Oppy spends most of the book on arguments for OCMOG. These he ably dismantles. (Anyone planning on debating William Lane Craig ought to memorize this book.) Why, then, does he think it is not irrational for a theist to remain theist or an agnostic to remain agnostic? The basic idea is that people start from different "priors" and have access to different evidence, so it is by no means surprising that they will come to different, and even incompatible, beliefs. And they can do so in a completely rational manner. (Not that they always do, of course.)
A rational agent will persist with the views she has until she is shown that she can improve her view by changing it.So the question for the atheist is whether he has arguments that are rationally compelling to the theist, just as the question for the theist is whether he has arguments that are rationally compelling to the atheist. And Oppy thinks the answer is "no."

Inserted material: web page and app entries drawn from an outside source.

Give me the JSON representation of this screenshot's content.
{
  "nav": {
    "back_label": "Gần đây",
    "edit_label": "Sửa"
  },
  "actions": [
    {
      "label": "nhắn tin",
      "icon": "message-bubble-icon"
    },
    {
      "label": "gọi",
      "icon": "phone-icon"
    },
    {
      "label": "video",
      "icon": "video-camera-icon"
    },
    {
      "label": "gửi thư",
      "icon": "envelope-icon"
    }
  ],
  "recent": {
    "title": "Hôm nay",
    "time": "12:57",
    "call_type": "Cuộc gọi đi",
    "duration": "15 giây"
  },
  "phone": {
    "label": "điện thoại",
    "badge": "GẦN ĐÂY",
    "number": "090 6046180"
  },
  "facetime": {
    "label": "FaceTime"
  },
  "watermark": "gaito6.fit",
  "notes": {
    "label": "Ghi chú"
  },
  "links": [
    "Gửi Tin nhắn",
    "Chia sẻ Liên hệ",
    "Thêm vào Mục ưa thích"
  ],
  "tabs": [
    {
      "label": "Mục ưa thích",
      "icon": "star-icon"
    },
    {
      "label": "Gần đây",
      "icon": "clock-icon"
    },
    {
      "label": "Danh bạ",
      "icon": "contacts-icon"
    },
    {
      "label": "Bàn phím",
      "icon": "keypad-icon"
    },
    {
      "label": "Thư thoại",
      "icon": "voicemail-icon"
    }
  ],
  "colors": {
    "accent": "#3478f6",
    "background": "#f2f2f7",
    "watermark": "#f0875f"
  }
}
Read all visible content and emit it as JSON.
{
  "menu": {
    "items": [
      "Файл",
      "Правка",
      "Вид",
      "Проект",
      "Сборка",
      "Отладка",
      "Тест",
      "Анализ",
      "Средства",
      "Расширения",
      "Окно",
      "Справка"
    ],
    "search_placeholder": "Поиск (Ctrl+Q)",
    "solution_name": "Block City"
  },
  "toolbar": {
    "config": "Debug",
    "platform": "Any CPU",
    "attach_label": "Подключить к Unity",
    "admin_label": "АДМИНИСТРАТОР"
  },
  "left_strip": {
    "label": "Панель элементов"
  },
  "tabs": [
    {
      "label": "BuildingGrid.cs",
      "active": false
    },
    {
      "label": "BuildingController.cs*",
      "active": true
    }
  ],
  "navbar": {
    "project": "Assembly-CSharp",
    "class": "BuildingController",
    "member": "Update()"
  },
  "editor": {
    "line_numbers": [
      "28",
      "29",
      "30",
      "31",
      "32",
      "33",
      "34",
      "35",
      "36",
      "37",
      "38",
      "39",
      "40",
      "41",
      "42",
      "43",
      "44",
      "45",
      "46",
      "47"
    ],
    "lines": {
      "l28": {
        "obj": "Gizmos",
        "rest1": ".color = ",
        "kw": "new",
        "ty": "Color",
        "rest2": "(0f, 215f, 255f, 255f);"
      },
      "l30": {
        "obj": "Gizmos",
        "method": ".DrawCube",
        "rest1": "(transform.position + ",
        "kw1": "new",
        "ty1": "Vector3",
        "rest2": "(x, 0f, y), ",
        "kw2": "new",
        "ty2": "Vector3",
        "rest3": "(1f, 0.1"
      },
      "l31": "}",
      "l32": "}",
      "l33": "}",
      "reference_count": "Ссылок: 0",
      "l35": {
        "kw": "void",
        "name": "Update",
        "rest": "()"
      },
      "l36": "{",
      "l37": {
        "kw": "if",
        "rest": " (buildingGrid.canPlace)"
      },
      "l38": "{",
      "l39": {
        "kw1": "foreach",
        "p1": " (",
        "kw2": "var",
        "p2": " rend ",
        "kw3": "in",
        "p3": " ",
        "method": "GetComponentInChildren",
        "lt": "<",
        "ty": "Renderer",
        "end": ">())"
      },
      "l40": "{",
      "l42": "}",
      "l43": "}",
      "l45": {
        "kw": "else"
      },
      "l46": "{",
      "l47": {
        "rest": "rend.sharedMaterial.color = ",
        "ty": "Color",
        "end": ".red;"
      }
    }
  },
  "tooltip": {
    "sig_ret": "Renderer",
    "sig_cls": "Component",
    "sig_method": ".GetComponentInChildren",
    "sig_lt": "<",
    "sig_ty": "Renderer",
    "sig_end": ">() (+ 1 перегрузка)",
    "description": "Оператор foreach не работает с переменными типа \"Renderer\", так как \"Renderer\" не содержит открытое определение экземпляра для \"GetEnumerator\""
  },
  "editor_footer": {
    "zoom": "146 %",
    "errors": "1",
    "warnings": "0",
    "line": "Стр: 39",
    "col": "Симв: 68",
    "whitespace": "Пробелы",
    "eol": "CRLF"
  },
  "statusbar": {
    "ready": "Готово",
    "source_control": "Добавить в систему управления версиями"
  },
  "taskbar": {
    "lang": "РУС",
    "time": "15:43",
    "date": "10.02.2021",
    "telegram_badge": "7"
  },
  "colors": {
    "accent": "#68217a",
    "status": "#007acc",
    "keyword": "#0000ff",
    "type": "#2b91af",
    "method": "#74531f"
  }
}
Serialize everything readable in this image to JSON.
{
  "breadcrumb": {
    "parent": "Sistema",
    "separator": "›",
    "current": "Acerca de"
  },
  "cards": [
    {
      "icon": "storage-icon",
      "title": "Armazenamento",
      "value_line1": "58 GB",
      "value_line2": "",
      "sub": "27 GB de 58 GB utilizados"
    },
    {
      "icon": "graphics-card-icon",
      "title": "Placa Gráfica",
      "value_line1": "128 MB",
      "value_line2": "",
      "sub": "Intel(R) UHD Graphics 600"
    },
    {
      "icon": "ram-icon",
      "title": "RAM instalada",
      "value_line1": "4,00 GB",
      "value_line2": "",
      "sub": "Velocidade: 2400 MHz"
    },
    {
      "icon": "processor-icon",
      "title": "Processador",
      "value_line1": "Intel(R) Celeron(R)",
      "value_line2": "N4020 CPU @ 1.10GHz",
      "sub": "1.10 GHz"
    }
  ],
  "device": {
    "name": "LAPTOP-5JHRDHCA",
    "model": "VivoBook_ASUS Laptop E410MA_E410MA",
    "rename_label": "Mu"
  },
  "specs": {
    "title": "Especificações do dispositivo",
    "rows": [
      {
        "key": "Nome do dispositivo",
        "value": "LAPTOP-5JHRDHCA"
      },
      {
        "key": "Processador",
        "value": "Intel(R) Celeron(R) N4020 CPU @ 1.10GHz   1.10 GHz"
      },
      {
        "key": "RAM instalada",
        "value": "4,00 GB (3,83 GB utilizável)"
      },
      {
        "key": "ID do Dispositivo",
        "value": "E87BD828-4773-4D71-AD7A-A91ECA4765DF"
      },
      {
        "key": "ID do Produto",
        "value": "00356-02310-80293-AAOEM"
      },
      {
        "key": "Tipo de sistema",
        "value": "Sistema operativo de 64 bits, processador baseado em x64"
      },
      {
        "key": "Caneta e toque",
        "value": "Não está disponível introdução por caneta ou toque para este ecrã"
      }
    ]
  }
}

Although I agree that people can differ without being irrational, and I am willing to entertain the idea that that might even be true about the existence of God, I think Oppy sets the bar for rationality too low. I wonder if he would insist that astrology believers, UFO enthusiasts, and Bigfoot hunters make no mistakes of rationality.